**Exercise prompt**:
Every line of the listing below is to be duplicated exactly, with the pictures left out.

**Input for this task**:
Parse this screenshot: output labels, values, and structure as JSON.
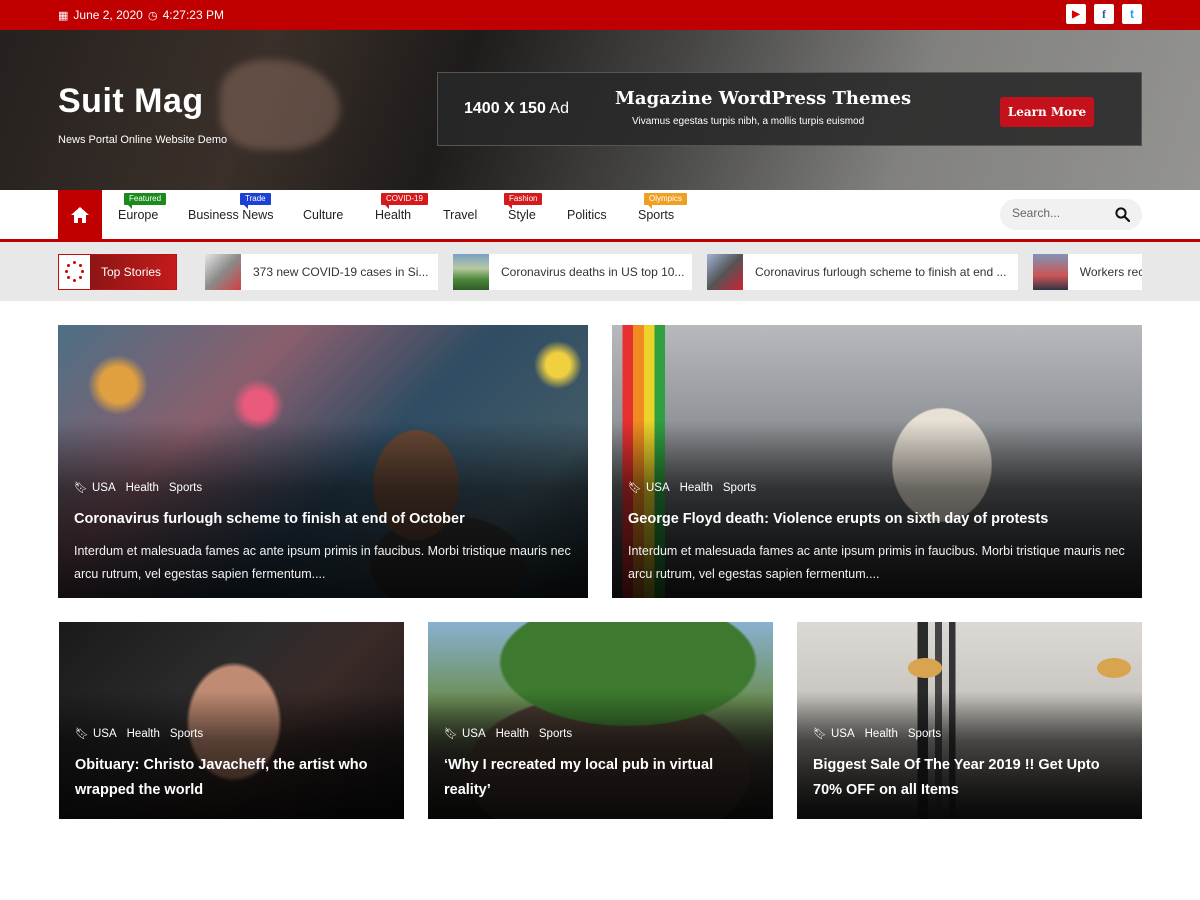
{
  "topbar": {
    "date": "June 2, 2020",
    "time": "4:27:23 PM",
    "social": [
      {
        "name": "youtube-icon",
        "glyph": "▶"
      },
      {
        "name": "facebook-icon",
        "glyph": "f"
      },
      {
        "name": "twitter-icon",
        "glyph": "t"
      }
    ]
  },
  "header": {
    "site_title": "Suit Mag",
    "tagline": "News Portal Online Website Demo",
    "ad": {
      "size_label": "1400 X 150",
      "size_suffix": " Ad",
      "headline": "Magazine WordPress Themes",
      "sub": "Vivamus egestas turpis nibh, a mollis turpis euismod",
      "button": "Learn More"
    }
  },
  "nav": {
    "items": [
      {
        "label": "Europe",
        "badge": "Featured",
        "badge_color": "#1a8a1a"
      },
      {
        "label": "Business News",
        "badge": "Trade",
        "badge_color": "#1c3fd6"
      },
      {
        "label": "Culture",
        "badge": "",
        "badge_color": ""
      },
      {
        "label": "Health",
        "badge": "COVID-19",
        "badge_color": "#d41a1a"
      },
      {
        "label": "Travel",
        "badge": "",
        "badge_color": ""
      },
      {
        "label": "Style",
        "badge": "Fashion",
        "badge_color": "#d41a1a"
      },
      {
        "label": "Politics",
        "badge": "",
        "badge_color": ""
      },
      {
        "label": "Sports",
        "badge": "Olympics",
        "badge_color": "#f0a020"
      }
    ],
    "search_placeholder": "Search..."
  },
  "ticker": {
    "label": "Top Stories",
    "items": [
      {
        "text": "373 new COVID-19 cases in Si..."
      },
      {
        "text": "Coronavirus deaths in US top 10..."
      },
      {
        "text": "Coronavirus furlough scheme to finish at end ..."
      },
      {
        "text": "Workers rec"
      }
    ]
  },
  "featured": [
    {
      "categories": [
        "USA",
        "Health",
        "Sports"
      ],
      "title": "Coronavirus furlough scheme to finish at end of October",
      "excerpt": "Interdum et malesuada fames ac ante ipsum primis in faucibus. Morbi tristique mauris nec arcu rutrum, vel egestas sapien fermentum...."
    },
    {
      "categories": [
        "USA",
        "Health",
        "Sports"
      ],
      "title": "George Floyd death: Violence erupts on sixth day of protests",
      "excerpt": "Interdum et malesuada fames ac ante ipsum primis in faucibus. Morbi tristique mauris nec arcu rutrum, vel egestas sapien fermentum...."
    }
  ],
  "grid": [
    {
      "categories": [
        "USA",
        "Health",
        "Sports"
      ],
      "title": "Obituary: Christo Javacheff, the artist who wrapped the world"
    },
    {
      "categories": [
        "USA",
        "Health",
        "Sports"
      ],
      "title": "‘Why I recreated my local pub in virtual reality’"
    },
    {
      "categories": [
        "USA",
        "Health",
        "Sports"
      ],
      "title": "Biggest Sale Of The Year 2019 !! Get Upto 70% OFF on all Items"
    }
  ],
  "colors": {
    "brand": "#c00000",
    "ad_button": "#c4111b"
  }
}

**Exercise answer**:
Parse this screenshot: output labels, values, and structure as JSON.
{
  "topbar": {
    "date": "June 2, 2020",
    "time": "4:27:23 PM",
    "social": [
      {
        "name": "youtube-icon",
        "glyph": "▶"
      },
      {
        "name": "facebook-icon",
        "glyph": "f"
      },
      {
        "name": "twitter-icon",
        "glyph": "t"
      }
    ]
  },
  "header": {
    "site_title": "Suit Mag",
    "tagline": "News Portal Online Website Demo",
    "ad": {
      "size_label": "1400 X 150",
      "size_suffix": " Ad",
      "headline": "Magazine WordPress Themes",
      "sub": "Vivamus egestas turpis nibh, a mollis turpis euismod",
      "button": "Learn More"
    }
  },
  "nav": {
    "items": [
      {
        "label": "Europe",
        "badge": "Featured",
        "badge_color": "#1a8a1a"
      },
      {
        "label": "Business News",
        "badge": "Trade",
        "badge_color": "#1c3fd6"
      },
      {
        "label": "Culture",
        "badge": "",
        "badge_color": ""
      },
      {
        "label": "Health",
        "badge": "COVID-19",
        "badge_color": "#d41a1a"
      },
      {
        "label": "Travel",
        "badge": "",
        "badge_color": ""
      },
      {
        "label": "Style",
        "badge": "Fashion",
        "badge_color": "#d41a1a"
      },
      {
        "label": "Politics",
        "badge": "",
        "badge_color": ""
      },
      {
        "label": "Sports",
        "badge": "Olympics",
        "badge_color": "#f0a020"
      }
    ],
    "search_placeholder": "Search..."
  },
  "ticker": {
    "label": "Top Stories",
    "items": [
      {
        "text": "373 new COVID-19 cases in Si..."
      },
      {
        "text": "Coronavirus deaths in US top 10..."
      },
      {
        "text": "Coronavirus furlough scheme to finish at end ..."
      },
      {
        "text": "Workers rec"
      }
    ]
  },
  "featured": [
    {
      "categories": [
        "USA",
        "Health",
        "Sports"
      ],
      "title": "Coronavirus furlough scheme to finish at end of October",
      "excerpt": "Interdum et malesuada fames ac ante ipsum primis in faucibus. Morbi tristique mauris nec arcu rutrum, vel egestas sapien fermentum...."
    },
    {
      "categories": [
        "USA",
        "Health",
        "Sports"
      ],
      "title": "George Floyd death: Violence erupts on sixth day of protests",
      "excerpt": "Interdum et malesuada fames ac ante ipsum primis in faucibus. Morbi tristique mauris nec arcu rutrum, vel egestas sapien fermentum...."
    }
  ],
  "grid": [
    {
      "categories": [
        "USA",
        "Health",
        "Sports"
      ],
      "title": "Obituary: Christo Javacheff, the artist who wrapped the world"
    },
    {
      "categories": [
        "USA",
        "Health",
        "Sports"
      ],
      "title": "‘Why I recreated my local pub in virtual reality’"
    },
    {
      "categories": [
        "USA",
        "Health",
        "Sports"
      ],
      "title": "Biggest Sale Of The Year 2019 !! Get Upto 70% OFF on all Items"
    }
  ],
  "colors": {
    "brand": "#c00000",
    "ad_button": "#c4111b"
  }
}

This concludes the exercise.